After a childhood littered with eviction notices, Providence native Franklin Rivera began adulthood by moving into an apartment last year — and was promptly faced with a leaking roof, hazardous electrical outlets, an unresponsive landlord and the burden of filing a lawsuit. The apartment is so “unlivable” that Rivera has sued his landlord for “not maintaining the apartment and not having a habitable house to live in,” he said.
But the lawsuit may very well prove fruitless for Rivera; his lease is month-to-month, which means the landlord could choose to evict him at any time during the process with only 30 days notice.
Direct Action for Rights and Equality is hoping to support Rivera and other renters like him by putting rent-stabilization on the Providence ballot this fall, DARE advocates announced at a press conference in February. The initiative would establish the right to a year-long lease and enact regulations that allow rent to increase only once a year and by no more than four percent, said Christopher Samih-Rotondo, community organizer for the Tenant and Homeowner Association at DARE. It would also set up a rent board to publish annual reports on Rhode Island property and mediate disputes between landlords and tenants, he added.
In order to make it on the city ballot in November, the initiative must collect at least 6,000 signatures from Rhode Island residents. DARE plans to submit the first 1,000 signatures in the next two weeks, Samih-Rotondo said.
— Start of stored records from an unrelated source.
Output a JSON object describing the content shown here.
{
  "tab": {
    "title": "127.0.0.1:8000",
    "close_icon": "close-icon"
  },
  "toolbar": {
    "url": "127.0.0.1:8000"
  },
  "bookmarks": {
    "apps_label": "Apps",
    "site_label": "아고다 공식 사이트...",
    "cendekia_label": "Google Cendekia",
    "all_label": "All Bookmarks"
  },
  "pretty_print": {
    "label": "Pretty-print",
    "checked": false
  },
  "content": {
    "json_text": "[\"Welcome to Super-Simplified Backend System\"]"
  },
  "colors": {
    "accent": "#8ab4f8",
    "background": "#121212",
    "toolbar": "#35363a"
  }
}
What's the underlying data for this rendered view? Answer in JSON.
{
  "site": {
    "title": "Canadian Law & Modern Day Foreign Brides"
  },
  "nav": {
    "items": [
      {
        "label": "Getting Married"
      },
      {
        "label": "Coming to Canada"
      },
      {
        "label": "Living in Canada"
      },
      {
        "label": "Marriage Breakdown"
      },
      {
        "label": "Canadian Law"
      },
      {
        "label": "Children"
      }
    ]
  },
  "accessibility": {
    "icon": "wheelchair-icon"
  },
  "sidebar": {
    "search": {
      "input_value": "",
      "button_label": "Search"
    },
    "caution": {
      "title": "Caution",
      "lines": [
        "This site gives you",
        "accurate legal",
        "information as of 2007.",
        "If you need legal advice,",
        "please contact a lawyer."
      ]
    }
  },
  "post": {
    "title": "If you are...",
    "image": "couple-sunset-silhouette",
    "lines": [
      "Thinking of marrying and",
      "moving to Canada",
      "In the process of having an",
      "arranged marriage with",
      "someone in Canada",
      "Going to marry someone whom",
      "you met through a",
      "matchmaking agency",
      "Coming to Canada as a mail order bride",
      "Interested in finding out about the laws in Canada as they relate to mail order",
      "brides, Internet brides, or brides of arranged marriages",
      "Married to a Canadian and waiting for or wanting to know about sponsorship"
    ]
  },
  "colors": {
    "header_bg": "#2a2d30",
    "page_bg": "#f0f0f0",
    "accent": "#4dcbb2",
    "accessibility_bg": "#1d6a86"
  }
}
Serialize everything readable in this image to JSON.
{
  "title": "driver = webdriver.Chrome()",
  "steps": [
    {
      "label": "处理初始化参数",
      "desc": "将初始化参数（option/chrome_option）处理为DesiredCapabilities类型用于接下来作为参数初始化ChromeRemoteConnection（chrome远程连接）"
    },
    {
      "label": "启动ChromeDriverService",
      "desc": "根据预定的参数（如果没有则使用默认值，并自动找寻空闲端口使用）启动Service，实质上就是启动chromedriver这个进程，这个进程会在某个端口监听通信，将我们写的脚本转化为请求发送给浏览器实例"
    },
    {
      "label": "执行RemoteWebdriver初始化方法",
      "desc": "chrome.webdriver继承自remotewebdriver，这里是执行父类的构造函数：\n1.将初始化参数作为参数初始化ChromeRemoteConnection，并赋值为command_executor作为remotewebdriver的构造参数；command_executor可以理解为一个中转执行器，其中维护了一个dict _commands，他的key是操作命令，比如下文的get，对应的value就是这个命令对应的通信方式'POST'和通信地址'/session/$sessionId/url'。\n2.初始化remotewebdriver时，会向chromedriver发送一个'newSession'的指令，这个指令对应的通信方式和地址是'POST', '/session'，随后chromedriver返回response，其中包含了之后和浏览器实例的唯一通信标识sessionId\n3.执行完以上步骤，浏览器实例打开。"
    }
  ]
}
The rent-stabilization campaign comes as more and more renters enter the private housing market in Providence, said Steven Fischbach, supervising attorney for Rhode Island Legal Services Housing Law Center and Foreclosure Prevention Project. The hike in renters follows a foreclosure crisis that dominated the city in the mid-2000s, when high-interest, flexible and non-sustainable loans made it nearly impossible for homeowners to maintain their homes. As a result, many homeowners became renters, Fischbach said.
“Former homeowners have been pushed into the private rental market. … And the rental market is not set up to absorb them,” Fischbach said, adding that poor credit statuses caused by the crisis make it difficult for potential renters to borrow money.
The large volume of foreclosures created an excess of relatively low-price housing for investors to purchase, which often forces residents out of their homes to make room for businesses, Fischbach said. For instance, the Trottier family at 40 Grove St. in Federal Hill is facing eviction after the local rental business Providence Student Living purchased the three-family house to lease at a higher price to students, The Providence Journal reported.
Rent control would help mitigate the consequences of increased rent prices and investment presence, but the city needs to do more, said Betsy Stubblefield Loucks, consultant for Rhode Island Alliance for Healthy Homes.
“Rent control is certainly a part of the picture of creating more affordable housing stock, but another huge part is healthy housing,” Loucks said, adding that Providence housing stock is one of the oldest in the country and often comes with lead and insulation issues. “We can’t just look at these short, quick fixes without a bigger, broader process.”
There is also concern among housing advocates that rent control could lead to the exclusion of certain communities in areas that are more desirable to live — landlords tend to try to give apartments with “good deals” to friends and family, she added.
In addition to DARE’s efforts, nonprofits and legislators in the state are working to address concerns around affordable housing.
The Housing Opportunities Initiative, a Housing Network of Rhode Island project, is designing a ten-year strategy to respond to the concerns around affordable housing in Providence, Loucks said. The State House has scheduled a hearing to discuss trusts and services for children around the state, she added.